## Stored entries
● ● ● ● ●
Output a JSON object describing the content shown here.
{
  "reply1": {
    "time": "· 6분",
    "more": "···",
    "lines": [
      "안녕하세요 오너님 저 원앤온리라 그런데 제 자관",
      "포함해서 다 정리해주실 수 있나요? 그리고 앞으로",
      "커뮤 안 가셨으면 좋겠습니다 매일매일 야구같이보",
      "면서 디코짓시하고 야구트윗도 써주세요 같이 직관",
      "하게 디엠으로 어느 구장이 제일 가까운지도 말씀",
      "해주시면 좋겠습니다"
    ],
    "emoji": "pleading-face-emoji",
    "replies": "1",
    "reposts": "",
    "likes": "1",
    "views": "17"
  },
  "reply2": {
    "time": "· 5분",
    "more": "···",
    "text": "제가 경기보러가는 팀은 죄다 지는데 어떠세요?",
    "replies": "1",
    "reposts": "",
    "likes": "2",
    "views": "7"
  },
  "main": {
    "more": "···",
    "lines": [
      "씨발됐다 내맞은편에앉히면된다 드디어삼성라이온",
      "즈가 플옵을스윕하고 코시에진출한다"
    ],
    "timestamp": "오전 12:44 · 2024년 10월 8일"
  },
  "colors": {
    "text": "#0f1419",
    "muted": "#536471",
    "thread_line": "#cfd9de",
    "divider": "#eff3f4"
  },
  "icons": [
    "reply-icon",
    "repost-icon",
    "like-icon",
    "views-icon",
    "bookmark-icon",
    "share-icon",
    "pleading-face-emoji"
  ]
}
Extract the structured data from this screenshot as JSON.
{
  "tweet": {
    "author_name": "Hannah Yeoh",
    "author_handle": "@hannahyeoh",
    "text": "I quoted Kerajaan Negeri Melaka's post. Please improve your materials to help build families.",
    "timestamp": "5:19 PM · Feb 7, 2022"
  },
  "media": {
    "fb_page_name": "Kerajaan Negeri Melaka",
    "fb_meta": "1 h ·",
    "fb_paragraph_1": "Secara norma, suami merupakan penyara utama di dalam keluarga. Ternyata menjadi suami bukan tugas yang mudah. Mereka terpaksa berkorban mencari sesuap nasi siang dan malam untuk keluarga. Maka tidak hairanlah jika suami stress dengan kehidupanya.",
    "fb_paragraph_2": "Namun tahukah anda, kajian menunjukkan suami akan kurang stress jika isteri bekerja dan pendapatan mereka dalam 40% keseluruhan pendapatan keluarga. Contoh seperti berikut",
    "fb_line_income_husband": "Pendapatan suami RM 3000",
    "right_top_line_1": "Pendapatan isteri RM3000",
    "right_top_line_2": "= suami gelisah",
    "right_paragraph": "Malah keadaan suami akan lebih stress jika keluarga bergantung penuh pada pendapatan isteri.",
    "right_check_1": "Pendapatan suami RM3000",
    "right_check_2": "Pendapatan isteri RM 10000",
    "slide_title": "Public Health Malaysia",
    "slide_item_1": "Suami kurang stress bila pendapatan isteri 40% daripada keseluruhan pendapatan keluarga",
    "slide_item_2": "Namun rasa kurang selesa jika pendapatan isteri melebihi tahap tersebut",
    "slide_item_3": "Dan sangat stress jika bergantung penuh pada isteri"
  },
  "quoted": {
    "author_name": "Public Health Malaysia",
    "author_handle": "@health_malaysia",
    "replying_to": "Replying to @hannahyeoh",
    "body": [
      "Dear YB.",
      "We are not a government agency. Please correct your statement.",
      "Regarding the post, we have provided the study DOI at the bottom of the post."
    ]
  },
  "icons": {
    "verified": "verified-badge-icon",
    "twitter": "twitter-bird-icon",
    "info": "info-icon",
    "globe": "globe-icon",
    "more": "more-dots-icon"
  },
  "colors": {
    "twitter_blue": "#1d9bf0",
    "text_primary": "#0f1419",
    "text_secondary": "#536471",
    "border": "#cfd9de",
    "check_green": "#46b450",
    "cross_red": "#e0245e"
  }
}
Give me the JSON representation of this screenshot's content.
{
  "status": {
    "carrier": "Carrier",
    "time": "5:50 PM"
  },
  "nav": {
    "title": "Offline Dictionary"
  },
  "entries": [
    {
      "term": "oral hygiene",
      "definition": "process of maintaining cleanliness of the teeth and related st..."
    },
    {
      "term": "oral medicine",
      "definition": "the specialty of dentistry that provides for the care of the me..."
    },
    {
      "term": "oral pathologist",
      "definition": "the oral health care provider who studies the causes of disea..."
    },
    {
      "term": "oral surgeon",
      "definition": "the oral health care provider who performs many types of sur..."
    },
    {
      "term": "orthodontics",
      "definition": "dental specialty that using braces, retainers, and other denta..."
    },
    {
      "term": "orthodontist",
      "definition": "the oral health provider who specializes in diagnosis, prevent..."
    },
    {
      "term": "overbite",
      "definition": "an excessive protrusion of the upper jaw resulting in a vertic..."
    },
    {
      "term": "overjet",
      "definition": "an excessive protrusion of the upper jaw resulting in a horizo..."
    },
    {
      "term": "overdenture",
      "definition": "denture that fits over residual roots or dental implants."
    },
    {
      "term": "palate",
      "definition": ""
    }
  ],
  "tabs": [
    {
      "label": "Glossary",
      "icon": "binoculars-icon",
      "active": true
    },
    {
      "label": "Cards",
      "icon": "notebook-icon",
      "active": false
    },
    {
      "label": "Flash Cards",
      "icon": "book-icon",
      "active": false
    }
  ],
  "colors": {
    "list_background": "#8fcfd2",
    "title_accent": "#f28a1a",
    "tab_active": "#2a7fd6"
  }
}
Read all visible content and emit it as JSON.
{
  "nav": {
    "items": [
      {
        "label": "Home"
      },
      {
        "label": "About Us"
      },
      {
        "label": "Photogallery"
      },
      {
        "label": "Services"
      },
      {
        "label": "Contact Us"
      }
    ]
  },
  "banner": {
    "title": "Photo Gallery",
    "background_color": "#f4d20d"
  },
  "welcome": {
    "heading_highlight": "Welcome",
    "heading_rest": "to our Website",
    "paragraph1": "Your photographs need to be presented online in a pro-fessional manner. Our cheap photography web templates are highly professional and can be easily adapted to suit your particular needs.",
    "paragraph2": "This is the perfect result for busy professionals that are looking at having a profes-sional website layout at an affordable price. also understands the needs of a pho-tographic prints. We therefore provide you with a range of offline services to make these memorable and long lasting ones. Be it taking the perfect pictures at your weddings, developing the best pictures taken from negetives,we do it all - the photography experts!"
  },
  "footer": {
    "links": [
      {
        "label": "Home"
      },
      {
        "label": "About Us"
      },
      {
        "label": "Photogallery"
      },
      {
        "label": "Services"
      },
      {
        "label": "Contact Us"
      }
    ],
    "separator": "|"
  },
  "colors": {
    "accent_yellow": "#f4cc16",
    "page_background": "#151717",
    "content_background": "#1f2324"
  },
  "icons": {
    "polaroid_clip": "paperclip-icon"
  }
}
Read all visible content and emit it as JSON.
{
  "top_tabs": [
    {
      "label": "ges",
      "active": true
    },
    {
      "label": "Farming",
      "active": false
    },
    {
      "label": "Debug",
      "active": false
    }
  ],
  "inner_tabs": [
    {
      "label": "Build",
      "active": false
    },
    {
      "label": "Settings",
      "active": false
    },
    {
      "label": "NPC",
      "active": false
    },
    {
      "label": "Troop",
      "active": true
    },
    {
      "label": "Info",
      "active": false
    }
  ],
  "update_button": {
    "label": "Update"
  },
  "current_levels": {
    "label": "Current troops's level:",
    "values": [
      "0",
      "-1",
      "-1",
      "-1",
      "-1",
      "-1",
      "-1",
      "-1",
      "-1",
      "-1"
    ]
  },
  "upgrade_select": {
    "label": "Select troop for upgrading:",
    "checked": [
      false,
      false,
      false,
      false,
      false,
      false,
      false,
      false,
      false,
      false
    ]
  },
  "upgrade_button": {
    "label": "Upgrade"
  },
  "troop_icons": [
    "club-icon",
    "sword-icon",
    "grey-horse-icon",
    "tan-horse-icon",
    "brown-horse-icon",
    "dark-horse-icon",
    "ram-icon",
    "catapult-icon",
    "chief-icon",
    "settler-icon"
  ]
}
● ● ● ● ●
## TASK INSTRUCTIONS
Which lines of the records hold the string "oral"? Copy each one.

## SOLUTION TO THE EXERCISE
      "term": "oral hygiene",
      "term": "oral medicine",
      "term": "oral pathologist",
      "definition": "the oral health care provider who studies the causes of disea..."
      "term": "oral surgeon",
      "definition": "the oral health care provider who performs many types of sur..."
      "definition": "the oral health provider who specializes in diagnosis, prevent..."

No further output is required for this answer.